According to the report of the central bank, the total foreign debt of the country was 9 thousand 625 million dollars last December. Last May, it decreased to 9 thousand 471 million dollars. Debt decreased by 1.54 billion dollars during the period under discussion. The external debt position has decreased due to less borrowing and the repayment of old loans. Compared to 2021, the debt increased by 5.45 billion dollars in 2022. The growth rate is 6 percent.
Long-term loans account for $7,772 million of the current loans. Which is 80.70 percent of the total debt. Short-term debt is one thousand eighty-three million dollars. Which is 19.30 percent of the total loan. The public sector’s debt is seven thousand 194 million dollars. Which is 74.70 percent of the total debt. In the private sector, $2 billion 431 million dollars were invested. Short-term loans are more common in the private sector than in the public sector. Short-term loans in the private sector total 1,652 million dollars. Short-term borrowing has now created a major strain on reserves.
Long-term loans have a longer repayment period. Because of this, the pressure on the reserve is less in this loan. But short-term loans have to be repaid within three to six months. If you fail to repay the loan, there is an opportunity to extend the term. Then high interest and penalty interest have to be paid against it. Due to this, the cost increases.

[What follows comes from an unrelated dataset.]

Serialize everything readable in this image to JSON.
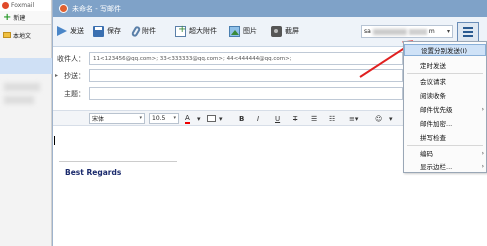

It also increases pressure on reserves.
According to the information in the Central Bank report, the long-term debt of 1.62 billion dollars has to be repaid in the current year. Of this, interest is 36 million dollars. 177 million dollars to be paid next year. Of this, interest is 32 million dollars. 108 million dollars to be paid in 2025. Of this, interest is 28 million dollars. From then on, long-term debt repayments will drop below $1 billion a year. But adding new loans will increase it.
Almost all of the short-term loans are taken against imports. Of this, 1,000 billion dollars are to be paid this year. But due to the extension of the term of the credit to be repaid, about 8 billion dollars The rest of the loan tenure has been extended. If the dollar crisis continues, the repayment period of these loans will be extended.